After a month in the role, I handled several requests at once while also responding to calls from the main health correspondent, Hugh Pym, to provide advice on how to report on infection levels across the UK (using data I interpreted from the ONS weekly infection survey). I would have been surprised if someone had told me I could do that three months ago!

As I had experience using R studio from my previous role at MOJ, I was also able to produce charts for BBC News. I particularly enjoyed producing a chart to show the increasing proportion of cases attributed to the delta variant when the variant was becoming a concern in the UK. The data journalists have built impressive packages to tailor any chart to BBC colours and formatting to ensure consistency, which I hope to share at MoJ.

I was able to attend National Broadcasting House a few times during my secondment.

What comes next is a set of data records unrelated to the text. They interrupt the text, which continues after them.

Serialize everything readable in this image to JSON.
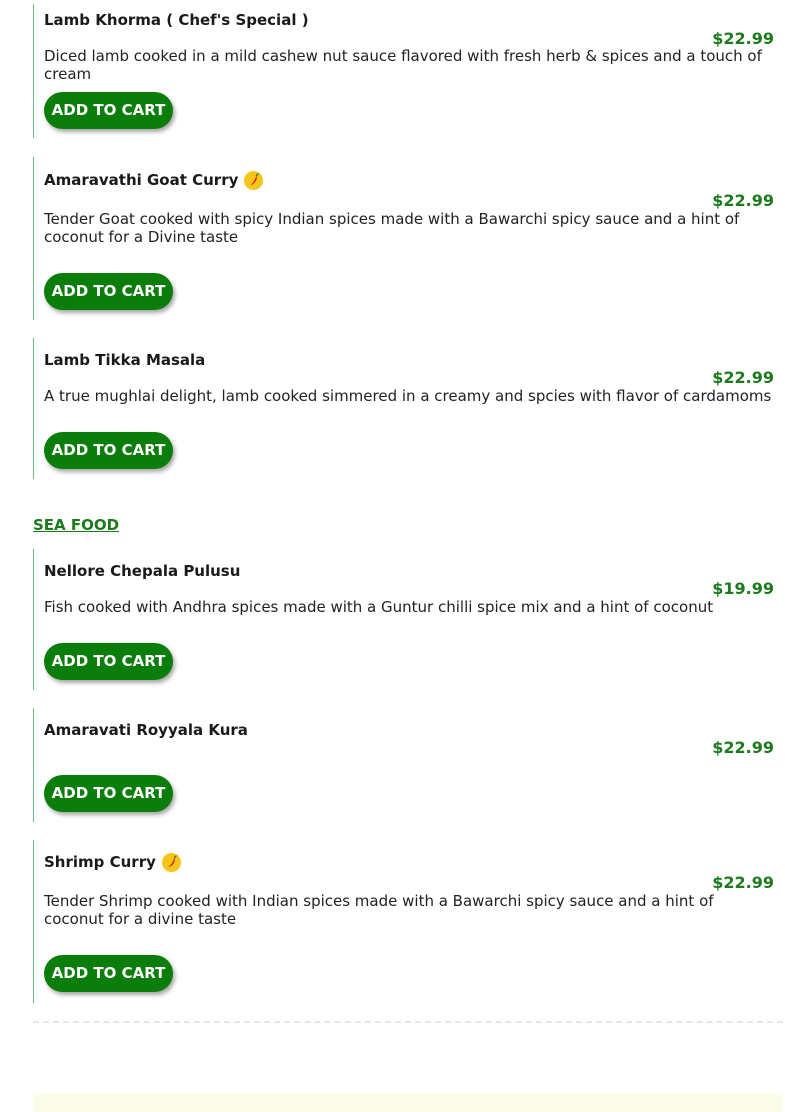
{
  "items": [
    {
      "name": "Lamb Khorma ( Chef's Special )",
      "spicy": false,
      "price": "$22.99",
      "description": "Diced lamb cooked in a mild cashew nut sauce flavored with fresh herb & spices and a touch of cream",
      "button": "ADD TO CART"
    },
    {
      "name": "Amaravathi Goat Curry",
      "spicy": true,
      "price": "$22.99",
      "description": "Tender Goat cooked with spicy Indian spices made with a Bawarchi spicy sauce and a hint of coconut for a Divine taste",
      "button": "ADD TO CART"
    },
    {
      "name": "Lamb Tikka Masala",
      "spicy": false,
      "price": "$22.99",
      "description": "A true mughlai delight, lamb cooked simmered in a creamy and spcies with flavor of cardamoms",
      "button": "ADD TO CART"
    }
  ],
  "sections": [
    {
      "title": "SEA FOOD",
      "items": [
        {
          "name": "Nellore Chepala Pulusu",
          "spicy": false,
          "price": "$19.99",
          "description": "Fish cooked with Andhra spices made with a Guntur chilli spice mix and a hint of coconut",
          "button": "ADD TO CART"
        },
        {
          "name": "Amaravati Royyala Kura",
          "spicy": false,
          "price": "$22.99",
          "description": "",
          "button": "ADD TO CART"
        },
        {
          "name": "Shrimp Curry",
          "spicy": true,
          "price": "$22.99",
          "description": "Tender Shrimp cooked with Indian spices made with a Bawarchi spicy sauce and a hint of coconut for a divine taste",
          "button": "ADD TO CART"
        }
      ]
    }
  ],
  "icons": {
    "spicy": "chili-pepper-icon"
  },
  "colors": {
    "accent_green": "#0a7d0a",
    "price_green": "#1b7a1b",
    "spicy_badge": "#f5c518"
  }
}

It was interesting to hear the conversations about COVID-19 from the health journalists, especially when there had been an announcement from the Government. I was also fortunate enough to shadow the filming of BBC News, watch Robert talk about infection levels on Radio 4 and learn how Hugh Pym puts together a segment for the six o’clock news programme.

I now have a greater appreciation for how journalists work and how quickly they must find and interpret our statistics, which I will carry with me throughout my career to ensure our publications are tailored to one of our main users. It is helpful to highlight the main points and ensure that the main caveats of the statistics are clear.

Overall, I would highly recommend this secondment. Robert is an excellent supervisor and I have learnt many skills that I will now transfer to my new role at MoJ.

Kristina Gray
Natasha Bance
Kristina is a Senior Statistical Officer at Ministry of Justice, currently working on providing an evidence base for young offenders using linked data from Department for Education. Prior to this, she worked on various National Statistics, produced dashboards for the Judiciary and conducted impact evaluations.